help of his friends Sophia and Ivan to track
down the Librum. Spouses Bond and Rowe
make their middle-grade debut in this series
starter. The light mystery will charm readers with its secret magical society, unusual
characters, caring father-son relationship,
and enchanted hotel setting. Monstrous fun!
This Would Make a Good Story
By Dana Alison Levy.
May 2017. 320p. Delacorte, $16.99 (9781101938171);
lib. ed., $19.99 (9781101938188); e-book, $16.99
(9781101938195). Gr. 4–7.
Sara Johnston-Fischer had plans for her
pre-middle-school summer break. It was
going to be a vacation of
moms announced she’d
instead be joining them
and her sisters on a cross-
country train trip. Being
stuck in close quarters with
her lovable but loud family
doesn’t stop Sara from try-
ing to improve herself, sometimes in ways
she never could have predicted. Levy’s novel
is charming but not fluffy. Peppered among
Sara’s journal entries are her big sister Lau-
rel’s thoughts on issues ranging from world
hunger to the Black Lives Matter move-
ment. Levy doesn’t shy away from looking
at tough topics through Sara’s eyes, either,
cleverly contrasting the railway’s official “fun
facts” with the “not so fun facts” she learns
about the cities she visits. Sara has a truly
unique tween voice, with her concerns about
big-picture issues never diminishing the
importance of her need for a new hair look
or a burgeoning friendship with a fellow
traveler. The novel features plenty of family
drama and silliness, reminiscent of Amelia’s
Are-We-There-Yet Longest Car Trip (2006),
by Marissa Moss. Though the book can feel
a bit disjointed at times, its engaging main
character makes it a truly memorable read.
By Melanie Crowder.
May 2017. 192p. Atheneum, $16.99 (9781481471879).
An owl watches as 11-year-old Marin, a
hatchling of sorts, finds her way out of the
foster care system and into the home of
successful and openhearted doctor Lucy.
Marin’s only possessions are a worn copy
of the I Ching and the three pennies that
rattle around in her birth mother’s piggy
bank. When she learns that Lucy wants to
adopt her, she makes one last effort to find
her birth mother, who abandoned her at age
four. In short chapters exploring the inner

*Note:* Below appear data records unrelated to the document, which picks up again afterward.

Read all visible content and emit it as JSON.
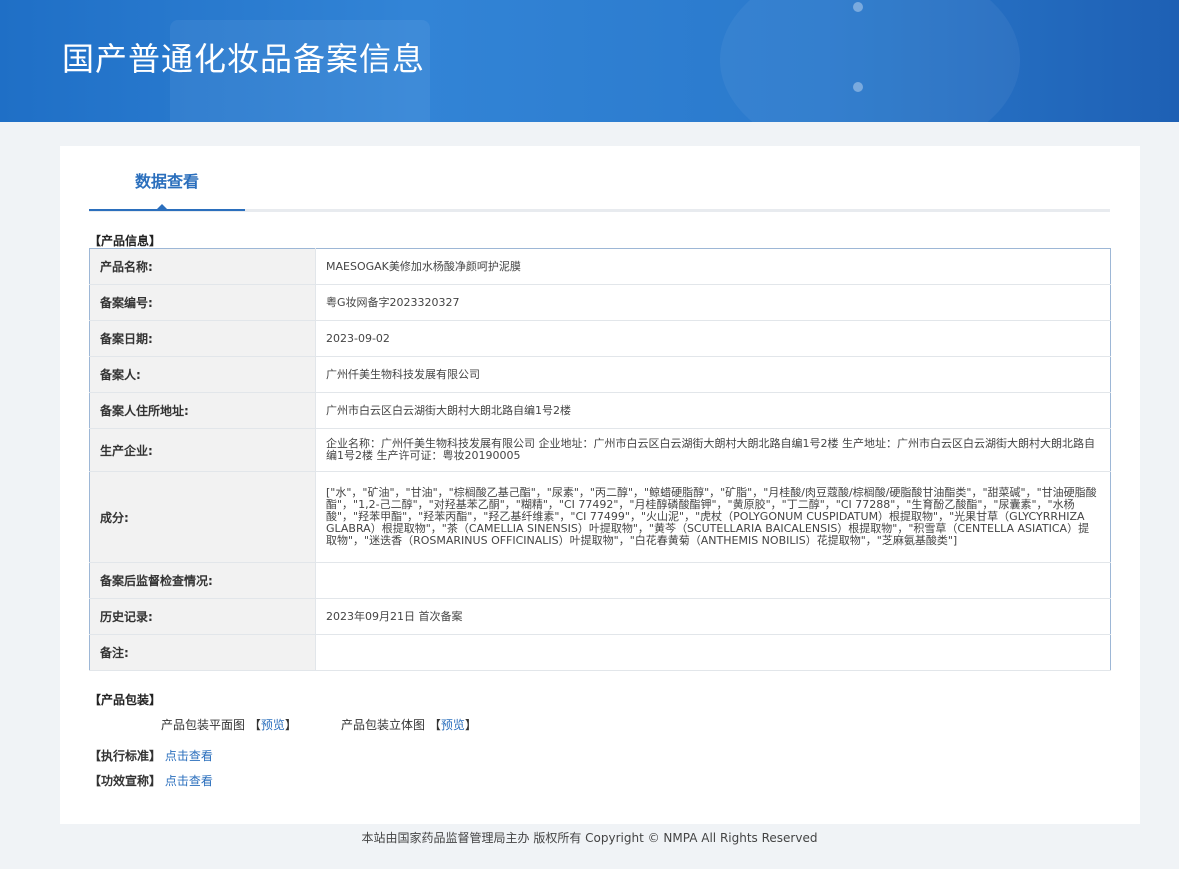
{
  "header": {
    "title": "国产普通化妆品备案信息"
  },
  "tabs": {
    "active": "数据查看"
  },
  "product_info": {
    "section_label": "【产品信息】",
    "rows": [
      {
        "label": "产品名称:",
        "value": "MAESOGAK美修加水杨酸净颜呵护泥膜"
      },
      {
        "label": "备案编号:",
        "value": "粤G妆网备字2023320327"
      },
      {
        "label": "备案日期:",
        "value": "2023-09-02"
      },
      {
        "label": "备案人:",
        "value": "广州仟美生物科技发展有限公司"
      },
      {
        "label": "备案人住所地址:",
        "value": "广州市白云区白云湖街大朗村大朗北路自编1号2楼"
      },
      {
        "label": "生产企业:",
        "value": "企业名称：广州仟美生物科技发展有限公司 企业地址：广州市白云区白云湖街大朗村大朗北路自编1号2楼 生产地址：广州市白云区白云湖街大朗村大朗北路自编1号2楼 生产许可证：粤妆20190005"
      },
      {
        "label": "成分:",
        "value": "[\"水\"，\"矿油\"，\"甘油\"，\"棕榈酸乙基己酯\"，\"尿素\"，\"丙二醇\"，\"鲸蜡硬脂醇\"，\"矿脂\"，\"月桂酸/肉豆蔻酸/棕榈酸/硬脂酸甘油酯类\"，\"甜菜碱\"，\"甘油硬脂酸酯\"，\"1,2-己二醇\"，\"对羟基苯乙酮\"，\"糊精\"，\"CI 77492\"，\"月桂醇磷酸酯钾\"，\"黄原胶\"，\"丁二醇\"，\"CI 77288\"，\"生育酚乙酸酯\"，\"尿囊素\"，\"水杨酸\"，\"羟苯甲酯\"，\"羟苯丙酯\"，\"羟乙基纤维素\"，\"CI 77499\"，\"火山泥\"，\"虎杖（POLYGONUM CUSPIDATUM）根提取物\"，\"光果甘草（GLYCYRRHIZA GLABRA）根提取物\"，\"茶（CAMELLIA SINENSIS）叶提取物\"，\"黄芩（SCUTELLARIA BAICALENSIS）根提取物\"，\"积雪草（CENTELLA ASIATICA）提取物\"，\"迷迭香（ROSMARINUS OFFICINALIS）叶提取物\"，\"白花春黄菊（ANTHEMIS NOBILIS）花提取物\"，\"芝麻氨基酸类\"]"
      },
      {
        "label": "备案后监督检查情况:",
        "value": ""
      },
      {
        "label": "历史记录:",
        "value": "2023年09月21日 首次备案"
      },
      {
        "label": "备注:",
        "value": ""
      }
    ]
  },
  "packaging": {
    "section_label": "【产品包装】",
    "flat_label": "产品包装平面图",
    "flat_link": "预览",
    "solid_label": "产品包装立体图",
    "solid_link": "预览"
  },
  "standard": {
    "label": "【执行标准】",
    "link": "点击查看"
  },
  "efficacy": {
    "label": "【功效宣称】",
    "link": "点击查看"
  },
  "footer": {
    "text": "本站由国家药品监督管理局主办 版权所有 Copyright © NMPA All Rights Reserved"
  },
  "colors": {
    "banner": "#2a79cc",
    "accent": "#2b6fbd",
    "table_border": "#9db7d6",
    "label_bg": "#f2f2f2"
  }
}
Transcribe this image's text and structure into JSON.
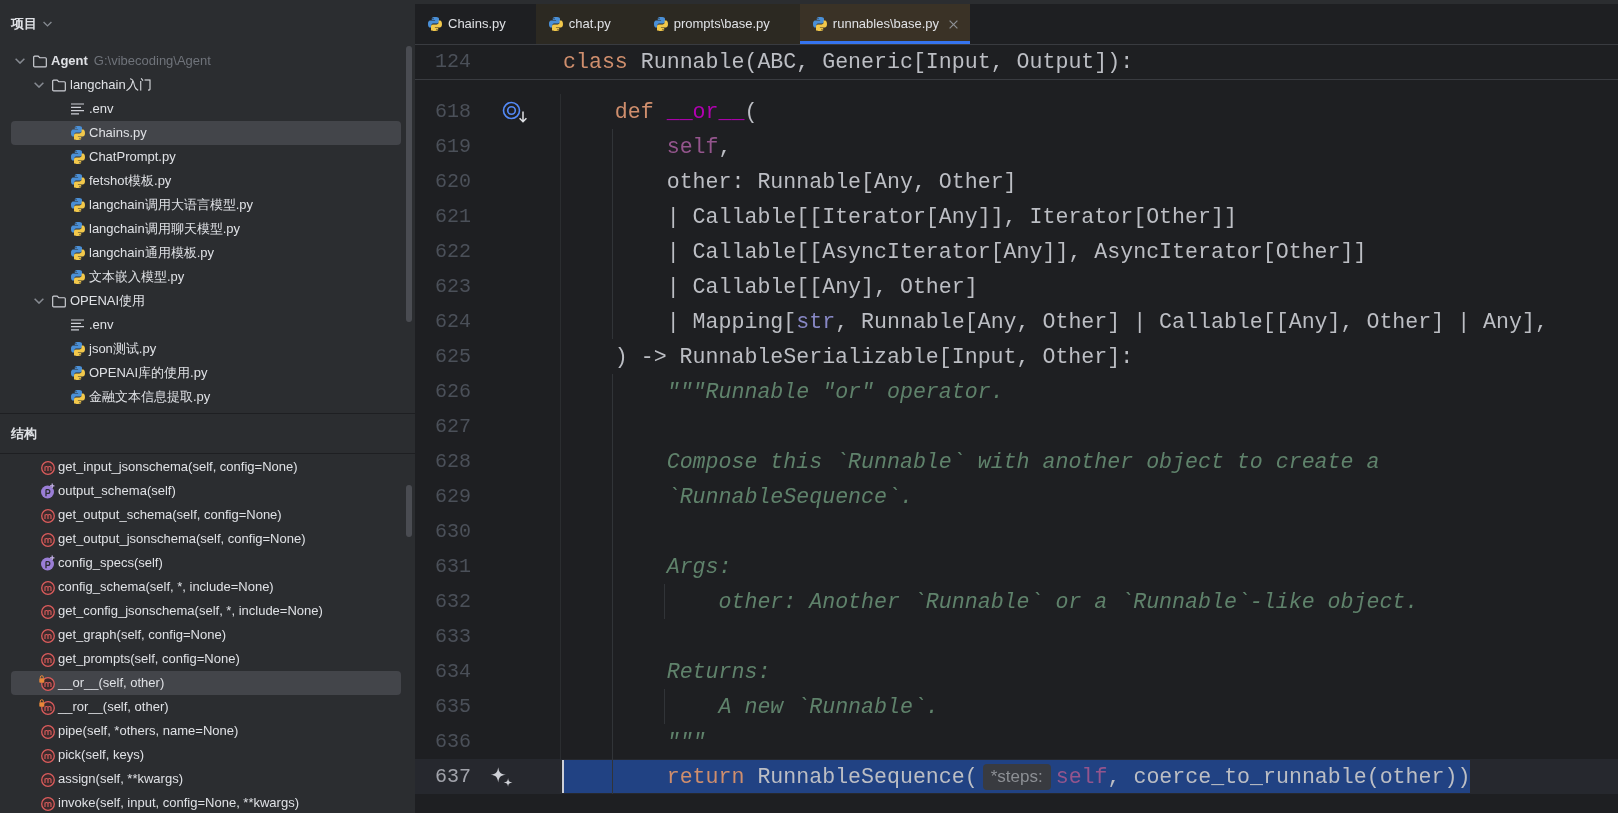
{
  "project": {
    "title": "项目",
    "tree": [
      {
        "kind": "folder",
        "label": "Agent",
        "path": "G:\\vibecoding\\Agent",
        "expanded": true,
        "selected": false,
        "children": [
          {
            "kind": "folder",
            "label": "langchain入门",
            "expanded": true,
            "selected": false,
            "children": [
              {
                "kind": "text",
                "label": ".env",
                "selected": false
              },
              {
                "kind": "python",
                "label": "Chains.py",
                "selected": true
              },
              {
                "kind": "python",
                "label": "ChatPrompt.py",
                "selected": false
              },
              {
                "kind": "python",
                "label": "fetshot模板.py",
                "selected": false
              },
              {
                "kind": "python",
                "label": "langchain调用大语言模型.py",
                "selected": false
              },
              {
                "kind": "python",
                "label": "langchain调用聊天模型.py",
                "selected": false
              },
              {
                "kind": "python",
                "label": "langchain通用模板.py",
                "selected": false
              },
              {
                "kind": "python",
                "label": "文本嵌入模型.py",
                "selected": false
              }
            ]
          },
          {
            "kind": "folder",
            "label": "OPENAI使用",
            "expanded": true,
            "selected": false,
            "children": [
              {
                "kind": "text",
                "label": ".env",
                "selected": false
              },
              {
                "kind": "python",
                "label": "json测试.py",
                "selected": false
              },
              {
                "kind": "python",
                "label": "OPENAI库的使用.py",
                "selected": false
              },
              {
                "kind": "python",
                "label": "金融文本信息提取.py",
                "selected": false
              }
            ]
          }
        ]
      }
    ]
  },
  "structure": {
    "title": "结构",
    "items": [
      {
        "kind": "method",
        "label": "get_input_jsonschema(self, config=None)",
        "locked": false,
        "selected": false
      },
      {
        "kind": "property",
        "label": "output_schema(self)",
        "locked": false,
        "selected": false
      },
      {
        "kind": "method",
        "label": "get_output_schema(self, config=None)",
        "locked": false,
        "selected": false
      },
      {
        "kind": "method",
        "label": "get_output_jsonschema(self, config=None)",
        "locked": false,
        "selected": false
      },
      {
        "kind": "property",
        "label": "config_specs(self)",
        "locked": false,
        "selected": false
      },
      {
        "kind": "method",
        "label": "config_schema(self, *, include=None)",
        "locked": false,
        "selected": false
      },
      {
        "kind": "method",
        "label": "get_config_jsonschema(self, *, include=None)",
        "locked": false,
        "selected": false
      },
      {
        "kind": "method",
        "label": "get_graph(self, config=None)",
        "locked": false,
        "selected": false
      },
      {
        "kind": "method",
        "label": "get_prompts(self, config=None)",
        "locked": false,
        "selected": false
      },
      {
        "kind": "method",
        "label": "__or__(self, other)",
        "locked": true,
        "selected": true
      },
      {
        "kind": "method",
        "label": "__ror__(self, other)",
        "locked": true,
        "selected": false
      },
      {
        "kind": "method",
        "label": "pipe(self, *others, name=None)",
        "locked": false,
        "selected": false
      },
      {
        "kind": "method",
        "label": "pick(self, keys)",
        "locked": false,
        "selected": false
      },
      {
        "kind": "method",
        "label": "assign(self, **kwargs)",
        "locked": false,
        "selected": false
      },
      {
        "kind": "method",
        "label": "invoke(self, input, config=None, **kwargs)",
        "locked": false,
        "selected": false
      }
    ]
  },
  "editor": {
    "tabs": [
      {
        "label": "Chains.py",
        "selected": false,
        "external": false
      },
      {
        "label": "chat.py",
        "selected": false,
        "external": true
      },
      {
        "label": "prompts\\base.py",
        "selected": false,
        "external": true
      },
      {
        "label": "runnables\\base.py",
        "selected": true,
        "external": true
      }
    ],
    "sticky_line": {
      "number": "124",
      "tokens": [
        {
          "kind": "keyword",
          "text": "class"
        },
        {
          "kind": "plain",
          "text": " Runnable(ABC, Generic[Input, Output]):"
        }
      ]
    },
    "lines": [
      {
        "number": "618",
        "gutter": {
          "kind": "override"
        },
        "selected": false,
        "tokens": [
          {
            "kind": "keyword",
            "text": "    def "
          },
          {
            "kind": "dunder",
            "text": "__or__"
          },
          {
            "kind": "plain",
            "text": "("
          }
        ]
      },
      {
        "number": "619",
        "selected": false,
        "tokens": [
          {
            "kind": "self",
            "text": "        self"
          },
          {
            "kind": "plain",
            "text": ","
          }
        ]
      },
      {
        "number": "620",
        "selected": false,
        "tokens": [
          {
            "kind": "plain",
            "text": "        other: Runnable[Any, Other]"
          }
        ]
      },
      {
        "number": "621",
        "selected": false,
        "tokens": [
          {
            "kind": "plain",
            "text": "        | Callable[[Iterator[Any]], Iterator[Other]]"
          }
        ]
      },
      {
        "number": "622",
        "selected": false,
        "tokens": [
          {
            "kind": "plain",
            "text": "        | Callable[[AsyncIterator[Any]], AsyncIterator[Other]]"
          }
        ]
      },
      {
        "number": "623",
        "selected": false,
        "tokens": [
          {
            "kind": "plain",
            "text": "        | Callable[[Any], Other]"
          }
        ]
      },
      {
        "number": "624",
        "selected": false,
        "tokens": [
          {
            "kind": "plain",
            "text": "        | Mapping["
          },
          {
            "kind": "builtin",
            "text": "str"
          },
          {
            "kind": "plain",
            "text": ", Runnable[Any, Other] | Callable[[Any], Other] | Any],"
          }
        ]
      },
      {
        "number": "625",
        "selected": false,
        "tokens": [
          {
            "kind": "plain",
            "text": "    ) -> RunnableSerializable[Input, Other]:"
          }
        ]
      },
      {
        "number": "626",
        "selected": false,
        "tokens": [
          {
            "kind": "doc",
            "text": "        \"\"\"Runnable \"or\" operator."
          }
        ]
      },
      {
        "number": "627",
        "selected": false
      },
      {
        "number": "628",
        "selected": false,
        "tokens": [
          {
            "kind": "doc",
            "text": "        Compose this `Runnable` with another object to create a"
          }
        ]
      },
      {
        "number": "629",
        "selected": false,
        "tokens": [
          {
            "kind": "doc",
            "text": "        `RunnableSequence`."
          }
        ]
      },
      {
        "number": "630",
        "selected": false
      },
      {
        "number": "631",
        "selected": false,
        "tokens": [
          {
            "kind": "doc",
            "text": "        Args:"
          }
        ]
      },
      {
        "number": "632",
        "selected": false,
        "tokens": [
          {
            "kind": "doc",
            "text": "            other: Another `Runnable` or a `Runnable`-like object."
          }
        ]
      },
      {
        "number": "633",
        "selected": false
      },
      {
        "number": "634",
        "selected": false,
        "tokens": [
          {
            "kind": "doc",
            "text": "        Returns:"
          }
        ]
      },
      {
        "number": "635",
        "selected": false,
        "tokens": [
          {
            "kind": "doc",
            "text": "            A new `Runnable`."
          }
        ]
      },
      {
        "number": "636",
        "selected": false,
        "tokens": [
          {
            "kind": "doc",
            "text": "        \"\"\""
          }
        ]
      },
      {
        "number": "637",
        "gutter": {
          "kind": "sparkle"
        },
        "selected": true,
        "tokens": [
          {
            "kind": "keyword",
            "text": "        return"
          },
          {
            "kind": "plain",
            "text": " RunnableSequence("
          },
          {
            "kind": "hint",
            "text": "*steps:"
          },
          {
            "kind": "self",
            "text": "self"
          },
          {
            "kind": "plain",
            "text": ", coerce_to_runnable(other))"
          }
        ]
      }
    ]
  }
}
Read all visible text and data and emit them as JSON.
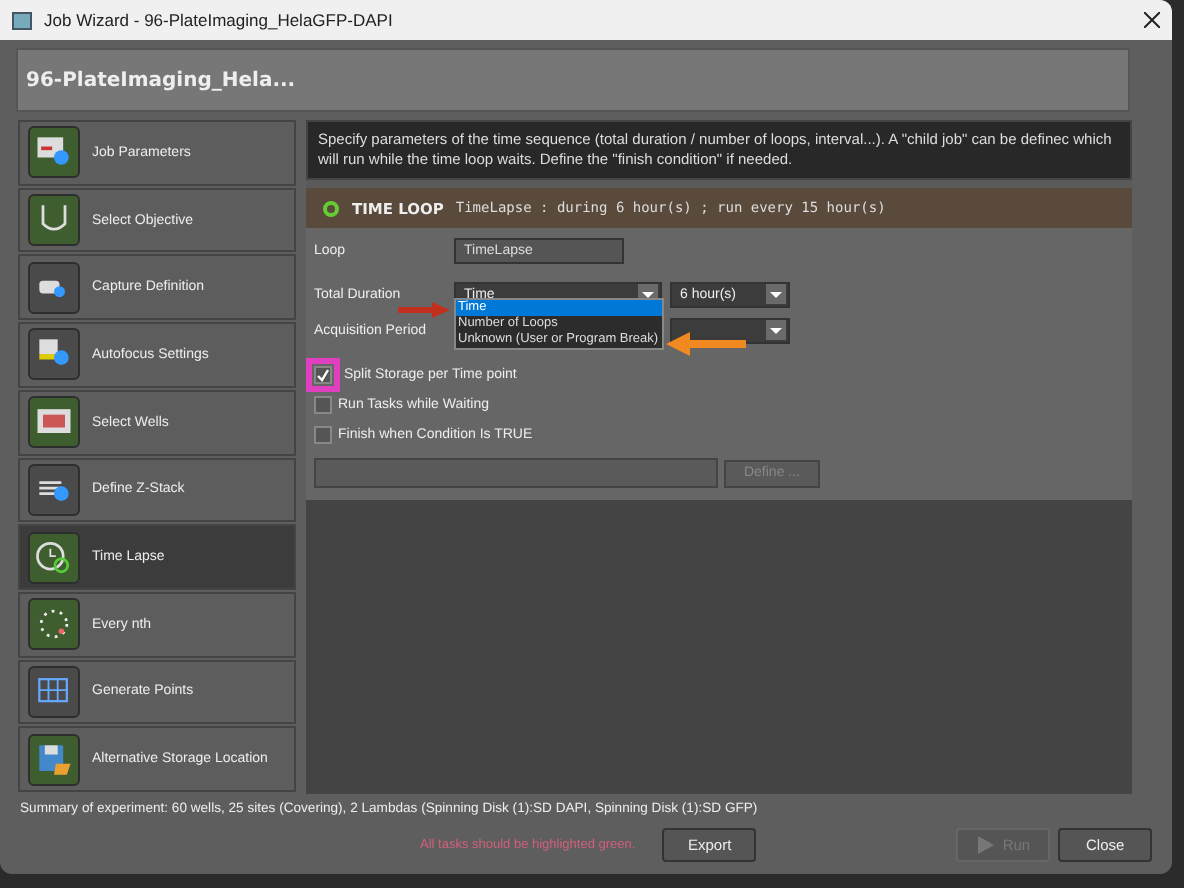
{
  "window": {
    "title": "Job Wizard - 96-PlateImaging_HelaGFP-DAPI"
  },
  "header": {
    "title": "96-PlateImaging_Hela..."
  },
  "sidebar": {
    "items": [
      {
        "label": "Job Parameters",
        "selected": false,
        "color": "#3f5e2f"
      },
      {
        "label": "Select Objective",
        "selected": false,
        "color": "#3f5e2f"
      },
      {
        "label": "Capture Definition",
        "selected": false,
        "color": "#4a4a4a"
      },
      {
        "label": "Autofocus Settings",
        "selected": false,
        "color": "#4a4a4a"
      },
      {
        "label": "Select Wells",
        "selected": false,
        "color": "#3f5e2f"
      },
      {
        "label": "Define Z-Stack",
        "selected": false,
        "color": "#4a4a4a"
      },
      {
        "label": "Time Lapse",
        "selected": true,
        "color": "#3f5e2f"
      },
      {
        "label": "Every nth",
        "selected": false,
        "color": "#3f5e2f"
      },
      {
        "label": "Generate Points",
        "selected": false,
        "color": "#4a4a4a"
      },
      {
        "label": "Alternative Storage Location",
        "selected": false,
        "color": "#3f5e2f"
      }
    ]
  },
  "description": "Specify parameters of the time sequence (total duration / number of loops, interval...). A \"child job\" can be definec which will run while the time loop waits. Define the \"finish condition\" if needed.",
  "loop_header": {
    "title": "TIME LOOP",
    "summary": "TimeLapse : during 6 hour(s) ; run every 15 hour(s)"
  },
  "form": {
    "loop_label": "Loop",
    "loop_value": "TimeLapse",
    "total_duration_label": "Total Duration",
    "total_duration_value": "Time",
    "duration_unit": "6 hour(s)",
    "acquisition_period_label": "Acquisition Period",
    "dropdown_options": [
      {
        "label": "Time",
        "selected": true
      },
      {
        "label": "Number of Loops",
        "selected": false
      },
      {
        "label": "Unknown (User or Program Break)",
        "selected": false
      }
    ],
    "checkboxes": [
      {
        "label": "Split Storage per Time point",
        "checked": true,
        "highlighted": true
      },
      {
        "label": "Run Tasks while Waiting",
        "checked": false,
        "highlighted": false
      },
      {
        "label": "Finish when Condition Is TRUE",
        "checked": false,
        "highlighted": false
      }
    ],
    "define_button": {
      "label": "Define ...",
      "disabled": true
    }
  },
  "summary": "Summary of experiment: 60 wells, 25 sites (Covering), 2 Lambdas (Spinning Disk (1):SD DAPI, Spinning Disk (1):SD GFP)",
  "warning": "All tasks should be highlighted green.",
  "buttons": [
    {
      "label": "Export",
      "disabled": false
    },
    {
      "label": "Run",
      "disabled": true
    },
    {
      "label": "Close",
      "disabled": false
    }
  ]
}
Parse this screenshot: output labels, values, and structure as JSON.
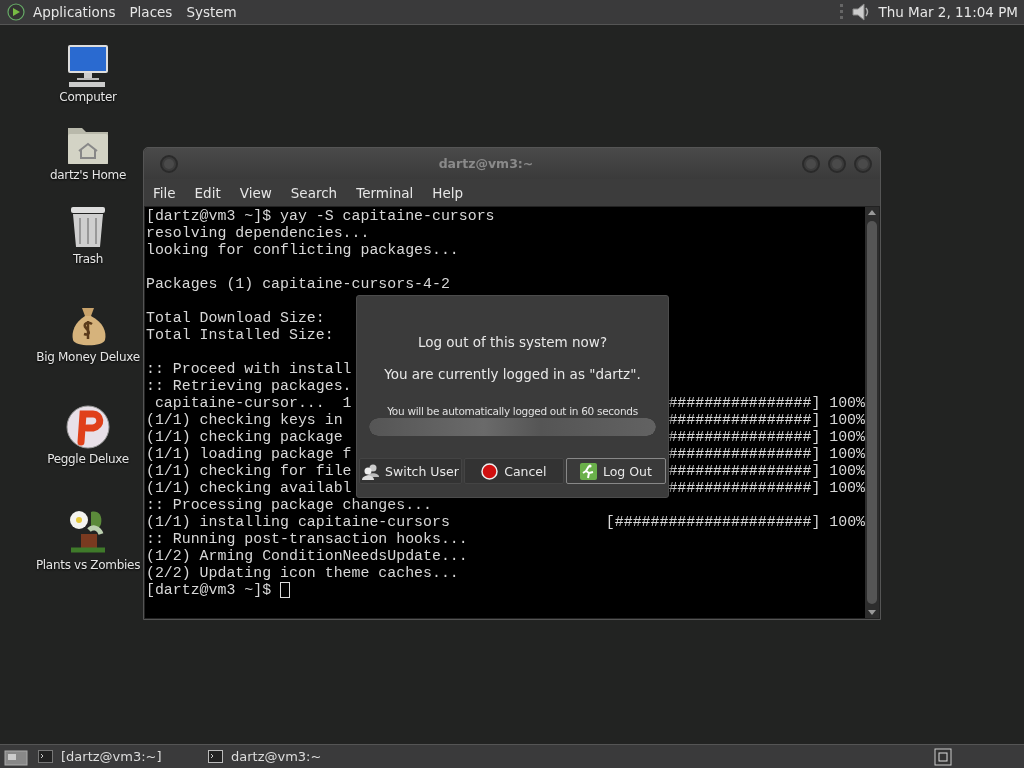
{
  "top_panel": {
    "menus": [
      "Applications",
      "Places",
      "System"
    ],
    "clock": "Thu Mar  2, 11:04 PM"
  },
  "desktop_icons": [
    {
      "kind": "computer",
      "label": "Computer"
    },
    {
      "kind": "home",
      "label": "dartz's Home"
    },
    {
      "kind": "trash",
      "label": "Trash"
    },
    {
      "kind": "money",
      "label": "Big Money Deluxe"
    },
    {
      "kind": "peggle",
      "label": "Peggle Deluxe"
    },
    {
      "kind": "plants",
      "label": "Plants vs Zombies"
    }
  ],
  "terminal": {
    "title": "dartz@vm3:~",
    "menu": [
      "File",
      "Edit",
      "View",
      "Search",
      "Terminal",
      "Help"
    ],
    "blocks": [
      {
        "lines": [
          {
            "text": "[dartz@vm3 ~]$ yay -S capitaine-cursors"
          },
          {
            "text": "resolving dependencies..."
          },
          {
            "text": "looking for conflicting packages..."
          }
        ]
      },
      {
        "lines": [
          {
            "text": "Packages (1) capitaine-cursors-4-2"
          }
        ]
      },
      {
        "lines": [
          {
            "text": "Total Download Size:"
          },
          {
            "text": "Total Installed Size:"
          }
        ]
      },
      {
        "lines": [
          {
            "text": ":: Proceed with install"
          },
          {
            "text": ":: Retrieving packages."
          },
          {
            "text": " capitaine-cursor...  1",
            "right": "################] 100%"
          },
          {
            "text": "(1/1) checking keys in",
            "right": "################] 100%"
          },
          {
            "text": "(1/1) checking package",
            "right": "################] 100%"
          },
          {
            "text": "(1/1) loading package f",
            "right": "################] 100%"
          },
          {
            "text": "(1/1) checking for file",
            "right": "################] 100%"
          },
          {
            "text": "(1/1) checking availabl",
            "right": "################] 100%"
          },
          {
            "text": ":: Processing package changes..."
          },
          {
            "text": "(1/1) installing capitaine-cursors",
            "right": "[######################] 100%"
          },
          {
            "text": ":: Running post-transaction hooks..."
          },
          {
            "text": "(1/2) Arming ConditionNeedsUpdate..."
          },
          {
            "text": "(2/2) Updating icon theme caches..."
          },
          {
            "text": "[dartz@vm3 ~]$ ",
            "cursor": true
          }
        ]
      }
    ]
  },
  "logout_dialog": {
    "title": "Log out of this system now?",
    "message": "You are currently logged in as \"dartz\".",
    "countdown": "You will be automatically logged out in 60 seconds",
    "progress": {
      "level": 1
    },
    "buttons": [
      {
        "kind": "switch",
        "label": "Switch User",
        "focused": false
      },
      {
        "kind": "cancel",
        "label": "Cancel",
        "focused": false
      },
      {
        "kind": "logout",
        "label": "Log Out",
        "focused": true
      }
    ]
  },
  "taskbar": {
    "tasks": [
      {
        "label": "[dartz@vm3:~]",
        "minimized": true
      },
      {
        "label": "dartz@vm3:~",
        "minimized": false
      }
    ]
  }
}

worlds of the owl, Lucy, rule-following case
worker Gilda, and even the shifting tectonic
plates beneath San Francisco, Crowder illuminates the extent to which Marin is
unable to grasp the love and possibility that
awaits if she can accept her birth mother’s
choice. Though the logistics of Marin’s eventual meet-up with her birth mother may
strain credulity for some readers, Marin’s
emotional landscape remains utterly true.
Crowder’s keen sense of storytelling, even in
the smallest moments, shines in this moving exploration of the mother-child bond.
By Annie M. G. Schmidt. Illus. by Fiep
Westendorp. Tr. by David Colmer.
Mar. 2017. 200p. Pushkin, $22.95 (9781782691129).
Pluck, a boy who drives his own tow
truck, moves into a little room atop a tall
apartment building. His helpful neighbors,
as well as a few difficult ones, have roles to
play in the adventures that follow, which
include embarking on a perilous quest and
saving a woodland from destruction. Written with understated wit, the story includes
such elements of fantasy as talking animals,
magical berries, and young Pluck’s enviable